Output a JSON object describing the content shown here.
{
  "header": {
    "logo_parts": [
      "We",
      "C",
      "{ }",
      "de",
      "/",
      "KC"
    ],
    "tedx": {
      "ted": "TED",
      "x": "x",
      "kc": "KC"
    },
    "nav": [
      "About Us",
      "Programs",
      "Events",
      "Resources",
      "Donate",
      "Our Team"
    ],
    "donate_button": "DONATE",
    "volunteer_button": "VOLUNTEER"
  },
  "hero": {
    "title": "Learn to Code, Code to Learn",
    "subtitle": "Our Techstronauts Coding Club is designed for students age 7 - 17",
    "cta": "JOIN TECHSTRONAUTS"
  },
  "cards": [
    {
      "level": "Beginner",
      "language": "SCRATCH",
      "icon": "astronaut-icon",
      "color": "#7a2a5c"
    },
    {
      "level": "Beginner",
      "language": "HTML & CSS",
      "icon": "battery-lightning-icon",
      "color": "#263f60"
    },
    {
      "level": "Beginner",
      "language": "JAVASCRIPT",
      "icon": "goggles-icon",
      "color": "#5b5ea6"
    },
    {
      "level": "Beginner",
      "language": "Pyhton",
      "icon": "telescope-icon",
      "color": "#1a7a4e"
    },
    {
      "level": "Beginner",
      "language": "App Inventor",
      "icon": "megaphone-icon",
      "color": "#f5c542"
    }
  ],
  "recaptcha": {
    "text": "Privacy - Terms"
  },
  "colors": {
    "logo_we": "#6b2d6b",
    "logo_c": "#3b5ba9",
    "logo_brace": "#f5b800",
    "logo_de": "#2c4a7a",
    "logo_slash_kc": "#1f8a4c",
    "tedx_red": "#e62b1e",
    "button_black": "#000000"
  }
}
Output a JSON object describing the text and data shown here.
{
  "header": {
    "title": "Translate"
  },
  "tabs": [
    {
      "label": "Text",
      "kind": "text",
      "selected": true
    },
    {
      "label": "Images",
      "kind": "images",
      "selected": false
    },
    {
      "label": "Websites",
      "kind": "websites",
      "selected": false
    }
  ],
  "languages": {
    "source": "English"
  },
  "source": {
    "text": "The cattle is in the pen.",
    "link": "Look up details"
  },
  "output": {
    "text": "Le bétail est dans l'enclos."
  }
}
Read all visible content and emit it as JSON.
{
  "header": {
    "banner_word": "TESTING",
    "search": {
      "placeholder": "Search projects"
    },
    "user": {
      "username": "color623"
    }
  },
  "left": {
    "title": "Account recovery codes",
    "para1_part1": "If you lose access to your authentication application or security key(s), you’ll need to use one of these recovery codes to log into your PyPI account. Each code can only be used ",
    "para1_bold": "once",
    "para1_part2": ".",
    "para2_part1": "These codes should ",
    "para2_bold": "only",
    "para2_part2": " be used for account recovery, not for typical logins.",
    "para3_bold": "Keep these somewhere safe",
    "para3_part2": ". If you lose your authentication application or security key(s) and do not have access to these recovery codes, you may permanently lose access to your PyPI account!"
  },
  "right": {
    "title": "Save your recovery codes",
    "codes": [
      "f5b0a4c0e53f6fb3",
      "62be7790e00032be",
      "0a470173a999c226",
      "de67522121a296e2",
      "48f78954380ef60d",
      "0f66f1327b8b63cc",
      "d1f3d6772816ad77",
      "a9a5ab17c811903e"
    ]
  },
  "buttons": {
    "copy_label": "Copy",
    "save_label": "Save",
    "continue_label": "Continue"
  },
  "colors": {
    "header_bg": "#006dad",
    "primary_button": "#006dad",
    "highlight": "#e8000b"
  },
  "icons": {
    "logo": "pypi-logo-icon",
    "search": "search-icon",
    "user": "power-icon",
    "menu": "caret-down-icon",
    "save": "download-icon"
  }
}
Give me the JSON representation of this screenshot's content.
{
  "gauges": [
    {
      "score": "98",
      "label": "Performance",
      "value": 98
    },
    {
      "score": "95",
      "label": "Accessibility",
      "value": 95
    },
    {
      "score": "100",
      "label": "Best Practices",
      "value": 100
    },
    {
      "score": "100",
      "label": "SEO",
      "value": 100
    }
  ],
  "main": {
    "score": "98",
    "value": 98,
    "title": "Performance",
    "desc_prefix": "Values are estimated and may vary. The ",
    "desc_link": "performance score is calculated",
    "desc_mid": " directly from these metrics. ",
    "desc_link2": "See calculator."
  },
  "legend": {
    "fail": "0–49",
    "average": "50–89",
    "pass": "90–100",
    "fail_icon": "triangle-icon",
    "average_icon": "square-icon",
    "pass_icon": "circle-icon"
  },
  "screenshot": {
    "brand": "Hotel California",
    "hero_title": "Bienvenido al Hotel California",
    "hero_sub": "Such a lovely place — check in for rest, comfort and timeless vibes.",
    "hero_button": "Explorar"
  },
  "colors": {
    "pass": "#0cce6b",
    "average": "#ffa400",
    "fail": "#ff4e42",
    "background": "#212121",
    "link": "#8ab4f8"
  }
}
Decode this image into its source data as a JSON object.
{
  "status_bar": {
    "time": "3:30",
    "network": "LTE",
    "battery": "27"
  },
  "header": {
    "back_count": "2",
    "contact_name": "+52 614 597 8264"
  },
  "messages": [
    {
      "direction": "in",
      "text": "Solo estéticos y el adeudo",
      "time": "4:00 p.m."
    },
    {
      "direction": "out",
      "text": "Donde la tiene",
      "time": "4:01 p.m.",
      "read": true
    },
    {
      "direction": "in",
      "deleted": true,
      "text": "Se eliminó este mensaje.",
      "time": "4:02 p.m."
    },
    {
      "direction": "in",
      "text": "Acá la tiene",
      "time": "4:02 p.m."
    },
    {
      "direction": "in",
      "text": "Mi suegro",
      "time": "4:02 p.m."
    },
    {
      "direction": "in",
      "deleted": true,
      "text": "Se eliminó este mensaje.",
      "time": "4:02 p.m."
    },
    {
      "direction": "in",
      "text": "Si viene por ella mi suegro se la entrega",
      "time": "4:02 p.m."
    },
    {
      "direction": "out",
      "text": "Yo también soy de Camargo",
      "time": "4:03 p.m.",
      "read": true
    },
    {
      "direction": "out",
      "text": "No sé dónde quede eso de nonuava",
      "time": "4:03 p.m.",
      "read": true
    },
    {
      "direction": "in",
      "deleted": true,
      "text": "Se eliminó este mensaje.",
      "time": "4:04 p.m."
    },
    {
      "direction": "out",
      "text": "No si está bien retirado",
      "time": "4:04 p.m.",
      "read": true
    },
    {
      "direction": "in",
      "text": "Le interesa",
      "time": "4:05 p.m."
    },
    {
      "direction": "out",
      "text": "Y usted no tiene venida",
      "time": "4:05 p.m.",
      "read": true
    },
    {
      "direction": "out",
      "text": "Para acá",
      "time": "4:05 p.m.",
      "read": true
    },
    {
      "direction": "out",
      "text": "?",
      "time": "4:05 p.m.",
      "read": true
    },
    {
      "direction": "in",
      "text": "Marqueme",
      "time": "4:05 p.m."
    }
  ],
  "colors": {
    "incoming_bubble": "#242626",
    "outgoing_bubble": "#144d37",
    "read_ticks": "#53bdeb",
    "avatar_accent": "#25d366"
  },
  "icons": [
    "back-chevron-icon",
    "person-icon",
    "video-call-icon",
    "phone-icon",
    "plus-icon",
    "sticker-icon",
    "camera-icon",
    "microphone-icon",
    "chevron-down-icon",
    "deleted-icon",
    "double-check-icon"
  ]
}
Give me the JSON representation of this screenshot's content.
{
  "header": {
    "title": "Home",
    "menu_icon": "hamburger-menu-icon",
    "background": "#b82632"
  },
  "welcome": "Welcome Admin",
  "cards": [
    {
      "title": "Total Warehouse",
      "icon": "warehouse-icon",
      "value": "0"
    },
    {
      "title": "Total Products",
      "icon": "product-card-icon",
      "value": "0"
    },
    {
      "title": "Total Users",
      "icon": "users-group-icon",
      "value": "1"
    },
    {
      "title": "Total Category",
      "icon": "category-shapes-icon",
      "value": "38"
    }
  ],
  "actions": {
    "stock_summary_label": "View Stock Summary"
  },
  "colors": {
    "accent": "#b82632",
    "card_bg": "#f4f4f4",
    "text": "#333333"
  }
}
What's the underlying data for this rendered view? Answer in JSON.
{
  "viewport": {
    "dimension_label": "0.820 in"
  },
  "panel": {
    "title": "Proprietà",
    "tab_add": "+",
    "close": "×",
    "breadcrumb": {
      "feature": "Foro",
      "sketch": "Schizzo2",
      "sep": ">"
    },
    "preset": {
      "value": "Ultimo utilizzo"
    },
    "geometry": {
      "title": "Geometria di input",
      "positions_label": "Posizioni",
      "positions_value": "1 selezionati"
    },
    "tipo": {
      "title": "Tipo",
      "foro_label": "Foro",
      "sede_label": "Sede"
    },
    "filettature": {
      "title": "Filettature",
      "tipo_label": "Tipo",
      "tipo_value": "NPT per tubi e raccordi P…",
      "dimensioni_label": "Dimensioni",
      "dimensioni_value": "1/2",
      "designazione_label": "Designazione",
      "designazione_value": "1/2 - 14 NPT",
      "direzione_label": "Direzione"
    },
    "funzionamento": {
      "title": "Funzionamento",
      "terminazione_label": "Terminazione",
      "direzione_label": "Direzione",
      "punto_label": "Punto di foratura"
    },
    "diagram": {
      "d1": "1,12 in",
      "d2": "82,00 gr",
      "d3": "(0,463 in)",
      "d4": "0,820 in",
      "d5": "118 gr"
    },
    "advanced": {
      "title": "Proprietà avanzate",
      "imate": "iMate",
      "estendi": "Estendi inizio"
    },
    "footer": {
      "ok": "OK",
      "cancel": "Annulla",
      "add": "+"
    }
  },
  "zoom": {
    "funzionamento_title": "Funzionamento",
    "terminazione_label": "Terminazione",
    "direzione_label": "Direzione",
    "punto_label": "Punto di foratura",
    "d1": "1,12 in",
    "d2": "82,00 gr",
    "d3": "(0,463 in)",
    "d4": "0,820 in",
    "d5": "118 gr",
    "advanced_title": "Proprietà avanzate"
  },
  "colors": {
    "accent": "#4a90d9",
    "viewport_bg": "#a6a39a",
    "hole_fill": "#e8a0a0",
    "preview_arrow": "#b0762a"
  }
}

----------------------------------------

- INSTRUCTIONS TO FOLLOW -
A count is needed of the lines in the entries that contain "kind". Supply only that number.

- SOLUTION FOR THIS EXERCISE -
3